6 If you would like to try it out you will need a PC running Windows 95 or higher and at least 16 Mbytes of memory. See me for a copy of the software. Is Your Lathe Y2K Compliant? Gary Morris, Central New York Woodturners Y2K preparedness is a major issue for everyone, wherever the dreaded Y2K bug threatens to incapacitate critical functions. Woodturning certainly constitutes a critical function for all woodturners, and it is only prudent to take the appropriate steps to insure that come Saturday morning, January 1, 2000, the trusty old lathe will still operate. Below is the approved ISO 9000 procedure for testing compliance of lathes, woodturning, electric. This test should be completed prior to December 22, Turn off lathe, dust collector, shop lights, and unplug shop clock. 2. Verify that lathe date-of-manufacture listed on nameplate uses full 4 digits for year. 3. Change shop calendar to December 31, Change wall clock and wristwatch to 11:59 p.m. Leave stem pulled out on wristwatch. 5. If watch has calendar feature, adjust date to December 31, Pull shades to simulate midnight. 7. Using flashlight, place bottle of champagne on ice. Put on silly party hat. 8. Mount 8 x 3 x 3 inch hardwood block on lathe between centers. 9. Using as many helpers as necessary, simultaneously flip calendar, plug in clock, push in wristwatch stem, turn on lights, start lathe, and start dust collector while singing Auld lang syne. 10. Wait 1 minute. While waiting, open bottle of champagne. 11. Check if lathe is still running.
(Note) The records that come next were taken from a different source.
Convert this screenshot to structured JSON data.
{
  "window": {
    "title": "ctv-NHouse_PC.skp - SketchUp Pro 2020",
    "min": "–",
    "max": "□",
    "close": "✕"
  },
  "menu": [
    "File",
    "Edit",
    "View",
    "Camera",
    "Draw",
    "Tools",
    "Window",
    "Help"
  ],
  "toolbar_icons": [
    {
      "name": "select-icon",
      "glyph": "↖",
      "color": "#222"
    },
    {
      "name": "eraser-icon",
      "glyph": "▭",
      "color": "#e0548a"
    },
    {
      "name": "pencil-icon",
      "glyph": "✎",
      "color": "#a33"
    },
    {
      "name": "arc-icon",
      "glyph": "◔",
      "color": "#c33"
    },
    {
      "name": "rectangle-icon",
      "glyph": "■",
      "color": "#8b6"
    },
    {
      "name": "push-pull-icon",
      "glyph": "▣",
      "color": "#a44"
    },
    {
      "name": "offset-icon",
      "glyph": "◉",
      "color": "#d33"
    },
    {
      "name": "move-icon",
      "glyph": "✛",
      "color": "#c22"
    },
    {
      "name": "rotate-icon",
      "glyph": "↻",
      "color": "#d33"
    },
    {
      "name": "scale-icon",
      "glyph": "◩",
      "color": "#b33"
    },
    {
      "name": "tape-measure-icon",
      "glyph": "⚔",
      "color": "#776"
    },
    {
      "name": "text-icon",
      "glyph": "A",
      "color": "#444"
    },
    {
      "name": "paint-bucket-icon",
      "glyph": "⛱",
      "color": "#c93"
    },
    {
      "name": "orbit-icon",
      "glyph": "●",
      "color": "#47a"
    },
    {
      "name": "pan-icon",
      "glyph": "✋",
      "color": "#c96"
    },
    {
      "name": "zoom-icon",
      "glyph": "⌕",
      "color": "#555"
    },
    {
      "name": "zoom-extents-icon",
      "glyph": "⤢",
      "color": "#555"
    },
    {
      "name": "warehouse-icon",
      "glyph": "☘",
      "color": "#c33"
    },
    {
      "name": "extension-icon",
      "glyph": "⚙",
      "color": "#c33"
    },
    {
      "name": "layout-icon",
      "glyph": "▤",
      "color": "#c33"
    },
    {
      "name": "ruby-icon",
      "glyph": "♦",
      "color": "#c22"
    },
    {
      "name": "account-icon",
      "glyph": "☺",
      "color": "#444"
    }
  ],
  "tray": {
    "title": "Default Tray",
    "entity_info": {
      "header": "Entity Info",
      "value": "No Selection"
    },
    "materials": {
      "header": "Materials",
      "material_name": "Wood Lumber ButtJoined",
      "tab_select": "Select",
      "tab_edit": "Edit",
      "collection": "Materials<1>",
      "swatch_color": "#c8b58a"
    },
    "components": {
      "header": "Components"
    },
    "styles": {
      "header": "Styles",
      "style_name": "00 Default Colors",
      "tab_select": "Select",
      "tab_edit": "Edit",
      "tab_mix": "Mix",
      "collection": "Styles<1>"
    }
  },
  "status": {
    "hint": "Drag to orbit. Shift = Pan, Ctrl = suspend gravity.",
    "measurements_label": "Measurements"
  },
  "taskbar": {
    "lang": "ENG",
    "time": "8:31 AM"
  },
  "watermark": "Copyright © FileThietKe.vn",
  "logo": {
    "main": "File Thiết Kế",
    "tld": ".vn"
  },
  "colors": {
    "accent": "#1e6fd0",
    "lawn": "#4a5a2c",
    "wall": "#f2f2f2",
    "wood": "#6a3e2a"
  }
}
Page If lathe has digital readout, verify indicated speed using tachometer or by placing finger on spinning wood blank. 13. If test is successful, turn sufficient goblets for yourself and all helpers. 14. Pour champagne into goblets (see step 13) and drink champagne. 15. If test is unsuccessful, drink champagne directly from the bottle. THANKS! Once again, please support the following fine folks for helping us out this month: KMS Tools (Coquitlam) Mount Cheam Woodworking (Chilliwack) Neufeld Brothers Hardwoods (Chilliwack) Shadow Wood Too (Bellingham) (360) (Manufacturers of Kerf's Wood Cream) Editor s Note I ve changed the format of the newsletter a little this month, to try to accommodate a couple of extra articles in a smaller space. Let me know what you think (e.g., is the type still readable?). We d also like to add a buy/sell column, so let me know if you think it s a good idea, or if you have any items you want to add to it! Steve Hansen - yellow cedar and blackwood container